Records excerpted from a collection
++++++++++++++++++++

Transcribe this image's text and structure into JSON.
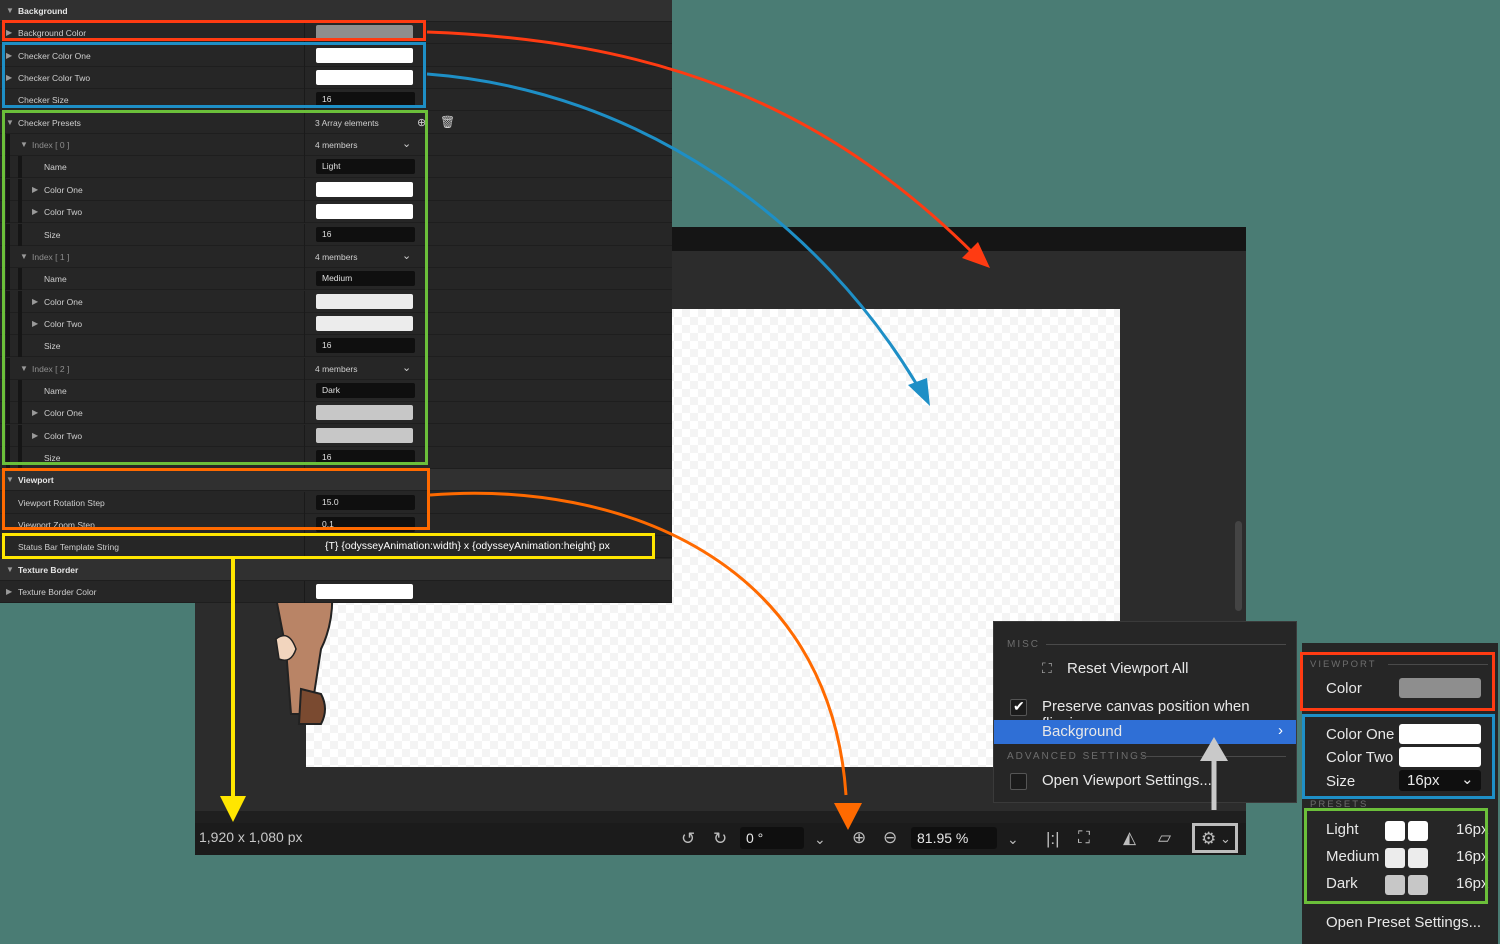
{
  "properties": {
    "background_header": "Background",
    "background_color_label": "Background Color",
    "checker_color_one_label": "Checker Color One",
    "checker_color_two_label": "Checker Color Two",
    "checker_size_label": "Checker Size",
    "checker_size_value": "16",
    "checker_presets_label": "Checker Presets",
    "checker_presets_value": "3 Array elements",
    "presets": [
      {
        "index_label": "Index [ 0 ]",
        "members": "4 members",
        "name_label": "Name",
        "name_value": "Light",
        "color_one_label": "Color One",
        "color_two_label": "Color Two",
        "size_label": "Size",
        "size_value": "16",
        "color_one": "#ffffff",
        "color_two": "#ffffff"
      },
      {
        "index_label": "Index [ 1 ]",
        "members": "4 members",
        "name_label": "Name",
        "name_value": "Medium",
        "color_one_label": "Color One",
        "color_two_label": "Color Two",
        "size_label": "Size",
        "size_value": "16",
        "color_one": "#ececec",
        "color_two": "#ececec"
      },
      {
        "index_label": "Index [ 2 ]",
        "members": "4 members",
        "name_label": "Name",
        "name_value": "Dark",
        "color_one_label": "Color One",
        "color_two_label": "Color Two",
        "size_label": "Size",
        "size_value": "16",
        "color_one": "#c7c7c7",
        "color_two": "#c7c7c7"
      }
    ],
    "viewport_header": "Viewport",
    "rotation_step_label": "Viewport Rotation Step",
    "rotation_step_value": "15.0",
    "zoom_step_label": "Viewport Zoom Step",
    "zoom_step_value": "0.1",
    "status_template_label": "Status Bar Template String",
    "status_template_value": "{T} {odysseyAnimation:width} x {odysseyAnimation:height} px",
    "texture_border_header": "Texture Border",
    "texture_border_color_label": "Texture Border Color"
  },
  "statusbar": {
    "dimensions": "1,920 x 1,080 px",
    "rotation_value": "0 °",
    "zoom_value": "81.95 %"
  },
  "menu": {
    "misc_section": "MISC",
    "reset_viewport": "Reset Viewport All",
    "preserve_canvas": "Preserve canvas position when flipping",
    "background": "Background",
    "advanced_section": "ADVANCED SETTINGS",
    "open_viewport_settings": "Open Viewport Settings..."
  },
  "submenu": {
    "viewport_section": "VIEWPORT",
    "color_label": "Color",
    "color_one_label": "Color One",
    "color_two_label": "Color Two",
    "size_label": "Size",
    "size_value": "16px",
    "presets_section": "PRESETS",
    "presets": [
      {
        "name": "Light",
        "size": "16px",
        "c1": "#ffffff",
        "c2": "#ffffff"
      },
      {
        "name": "Medium",
        "size": "16px",
        "c1": "#ececec",
        "c2": "#ececec"
      },
      {
        "name": "Dark",
        "size": "16px",
        "c1": "#c7c7c7",
        "c2": "#c7c7c7"
      }
    ],
    "open_preset_settings": "Open Preset Settings..."
  },
  "colors": {
    "accent_red": "#ff3b12",
    "accent_blue": "#1e8fc6",
    "accent_green": "#6bbf3a",
    "accent_orange": "#ff6a00",
    "accent_yellow": "#ffe600",
    "menu_highlight": "#2f6fd6",
    "background_swatch": "#8e8e8e"
  }
}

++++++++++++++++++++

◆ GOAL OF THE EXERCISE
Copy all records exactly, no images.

◆ RESPONSE TO THE TASK
Transcribe this image's text and structure into JSON.
{
  "properties": {
    "background_header": "Background",
    "background_color_label": "Background Color",
    "checker_color_one_label": "Checker Color One",
    "checker_color_two_label": "Checker Color Two",
    "checker_size_label": "Checker Size",
    "checker_size_value": "16",
    "checker_presets_label": "Checker Presets",
    "checker_presets_value": "3 Array elements",
    "presets": [
      {
        "index_label": "Index [ 0 ]",
        "members": "4 members",
        "name_label": "Name",
        "name_value": "Light",
        "color_one_label": "Color One",
        "color_two_label": "Color Two",
        "size_label": "Size",
        "size_value": "16",
        "color_one": "#ffffff",
        "color_two": "#ffffff"
      },
      {
        "index_label": "Index [ 1 ]",
        "members": "4 members",
        "name_label": "Name",
        "name_value": "Medium",
        "color_one_label": "Color One",
        "color_two_label": "Color Two",
        "size_label": "Size",
        "size_value": "16",
        "color_one": "#ececec",
        "color_two": "#ececec"
      },
      {
        "index_label": "Index [ 2 ]",
        "members": "4 members",
        "name_label": "Name",
        "name_value": "Dark",
        "color_one_label": "Color One",
        "color_two_label": "Color Two",
        "size_label": "Size",
        "size_value": "16",
        "color_one": "#c7c7c7",
        "color_two": "#c7c7c7"
      }
    ],
    "viewport_header": "Viewport",
    "rotation_step_label": "Viewport Rotation Step",
    "rotation_step_value": "15.0",
    "zoom_step_label": "Viewport Zoom Step",
    "zoom_step_value": "0.1",
    "status_template_label": "Status Bar Template String",
    "status_template_value": "{T} {odysseyAnimation:width} x {odysseyAnimation:height} px",
    "texture_border_header": "Texture Border",
    "texture_border_color_label": "Texture Border Color"
  },
  "statusbar": {
    "dimensions": "1,920 x 1,080 px",
    "rotation_value": "0 °",
    "zoom_value": "81.95 %"
  },
  "menu": {
    "misc_section": "MISC",
    "reset_viewport": "Reset Viewport All",
    "preserve_canvas": "Preserve canvas position when flipping",
    "background": "Background",
    "advanced_section": "ADVANCED SETTINGS",
    "open_viewport_settings": "Open Viewport Settings..."
  },
  "submenu": {
    "viewport_section": "VIEWPORT",
    "color_label": "Color",
    "color_one_label": "Color One",
    "color_two_label": "Color Two",
    "size_label": "Size",
    "size_value": "16px",
    "presets_section": "PRESETS",
    "presets": [
      {
        "name": "Light",
        "size": "16px",
        "c1": "#ffffff",
        "c2": "#ffffff"
      },
      {
        "name": "Medium",
        "size": "16px",
        "c1": "#ececec",
        "c2": "#ececec"
      },
      {
        "name": "Dark",
        "size": "16px",
        "c1": "#c7c7c7",
        "c2": "#c7c7c7"
      }
    ],
    "open_preset_settings": "Open Preset Settings..."
  },
  "colors": {
    "accent_red": "#ff3b12",
    "accent_blue": "#1e8fc6",
    "accent_green": "#6bbf3a",
    "accent_orange": "#ff6a00",
    "accent_yellow": "#ffe600",
    "menu_highlight": "#2f6fd6",
    "background_swatch": "#8e8e8e"
  }
}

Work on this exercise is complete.